EXERCISE OBJECTIVE:
Check each line of the entries below for the word "JSON", and copy out the ones that have it.

GIVEN INFORMATION:

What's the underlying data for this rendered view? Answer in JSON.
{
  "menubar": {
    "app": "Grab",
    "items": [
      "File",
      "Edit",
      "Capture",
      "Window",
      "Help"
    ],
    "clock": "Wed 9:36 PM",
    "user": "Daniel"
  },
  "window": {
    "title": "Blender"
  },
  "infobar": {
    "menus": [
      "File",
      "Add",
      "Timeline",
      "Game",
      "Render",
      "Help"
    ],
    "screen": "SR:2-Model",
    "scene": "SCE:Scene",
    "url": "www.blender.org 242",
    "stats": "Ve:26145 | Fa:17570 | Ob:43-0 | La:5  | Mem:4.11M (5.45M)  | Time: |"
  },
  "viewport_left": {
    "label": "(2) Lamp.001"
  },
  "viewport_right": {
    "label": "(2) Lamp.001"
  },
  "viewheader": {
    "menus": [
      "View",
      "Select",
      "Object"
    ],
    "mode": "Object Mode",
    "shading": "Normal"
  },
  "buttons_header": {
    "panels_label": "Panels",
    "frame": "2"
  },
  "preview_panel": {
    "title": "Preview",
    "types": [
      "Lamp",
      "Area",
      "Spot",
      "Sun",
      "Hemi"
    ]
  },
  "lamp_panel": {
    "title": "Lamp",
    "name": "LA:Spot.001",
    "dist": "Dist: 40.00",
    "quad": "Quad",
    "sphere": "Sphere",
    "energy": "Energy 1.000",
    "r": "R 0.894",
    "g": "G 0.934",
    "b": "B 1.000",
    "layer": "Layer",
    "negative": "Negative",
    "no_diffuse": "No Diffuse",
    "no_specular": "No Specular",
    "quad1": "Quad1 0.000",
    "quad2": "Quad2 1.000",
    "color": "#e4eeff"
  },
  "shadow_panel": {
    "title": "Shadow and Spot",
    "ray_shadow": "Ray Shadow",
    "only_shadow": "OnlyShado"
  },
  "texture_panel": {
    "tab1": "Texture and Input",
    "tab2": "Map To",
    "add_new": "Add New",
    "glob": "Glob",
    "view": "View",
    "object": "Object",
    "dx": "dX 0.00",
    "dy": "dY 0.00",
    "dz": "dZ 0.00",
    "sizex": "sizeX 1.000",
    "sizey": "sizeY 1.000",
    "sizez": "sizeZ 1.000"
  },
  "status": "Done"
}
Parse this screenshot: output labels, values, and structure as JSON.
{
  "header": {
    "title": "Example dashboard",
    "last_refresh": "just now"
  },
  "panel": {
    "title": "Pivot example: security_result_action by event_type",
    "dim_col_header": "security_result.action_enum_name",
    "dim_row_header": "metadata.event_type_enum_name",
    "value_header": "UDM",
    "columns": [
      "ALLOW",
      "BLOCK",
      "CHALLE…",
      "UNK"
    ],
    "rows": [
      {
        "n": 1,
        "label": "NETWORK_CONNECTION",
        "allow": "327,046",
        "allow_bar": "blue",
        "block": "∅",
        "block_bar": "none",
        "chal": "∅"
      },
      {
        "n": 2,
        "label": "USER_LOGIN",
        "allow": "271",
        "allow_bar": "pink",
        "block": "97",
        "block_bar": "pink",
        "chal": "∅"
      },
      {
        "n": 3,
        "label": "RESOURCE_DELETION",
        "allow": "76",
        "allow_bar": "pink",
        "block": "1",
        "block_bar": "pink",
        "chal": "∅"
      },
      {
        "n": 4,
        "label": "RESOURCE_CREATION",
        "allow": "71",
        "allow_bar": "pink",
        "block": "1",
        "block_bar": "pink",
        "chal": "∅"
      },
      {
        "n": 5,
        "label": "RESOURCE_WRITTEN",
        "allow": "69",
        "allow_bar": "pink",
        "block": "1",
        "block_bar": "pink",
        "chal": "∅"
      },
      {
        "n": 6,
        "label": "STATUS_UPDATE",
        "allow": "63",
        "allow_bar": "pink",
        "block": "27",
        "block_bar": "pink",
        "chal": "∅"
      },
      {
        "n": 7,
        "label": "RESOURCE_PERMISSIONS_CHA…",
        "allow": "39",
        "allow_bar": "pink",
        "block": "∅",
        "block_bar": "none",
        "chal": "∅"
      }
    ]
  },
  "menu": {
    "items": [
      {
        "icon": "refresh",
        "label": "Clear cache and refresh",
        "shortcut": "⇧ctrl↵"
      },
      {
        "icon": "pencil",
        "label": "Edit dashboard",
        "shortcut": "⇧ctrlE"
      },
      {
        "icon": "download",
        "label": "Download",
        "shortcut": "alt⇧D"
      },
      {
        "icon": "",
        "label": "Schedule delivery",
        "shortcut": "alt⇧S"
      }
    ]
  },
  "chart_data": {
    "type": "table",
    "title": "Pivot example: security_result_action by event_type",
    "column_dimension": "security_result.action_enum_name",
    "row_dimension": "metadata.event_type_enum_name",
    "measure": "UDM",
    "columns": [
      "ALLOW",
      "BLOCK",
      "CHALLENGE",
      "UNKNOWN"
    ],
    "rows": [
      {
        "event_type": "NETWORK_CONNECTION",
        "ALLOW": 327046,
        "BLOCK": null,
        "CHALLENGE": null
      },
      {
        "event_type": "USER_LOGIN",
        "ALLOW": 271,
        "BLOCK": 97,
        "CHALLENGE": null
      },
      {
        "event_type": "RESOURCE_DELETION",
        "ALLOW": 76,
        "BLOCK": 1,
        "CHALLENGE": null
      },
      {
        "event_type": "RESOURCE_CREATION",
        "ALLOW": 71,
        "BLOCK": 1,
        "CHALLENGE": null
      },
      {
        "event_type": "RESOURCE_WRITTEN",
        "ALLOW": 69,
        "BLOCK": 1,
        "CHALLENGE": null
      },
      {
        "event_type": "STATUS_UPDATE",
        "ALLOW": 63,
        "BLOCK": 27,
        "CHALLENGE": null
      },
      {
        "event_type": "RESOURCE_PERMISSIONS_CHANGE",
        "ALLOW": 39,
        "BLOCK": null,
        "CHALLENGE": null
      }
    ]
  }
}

ANSWER BELOW:
What's the underlying data for this rendered view? Answer in JSON.
Parse this screenshot: output labels, values, and structure as JSON.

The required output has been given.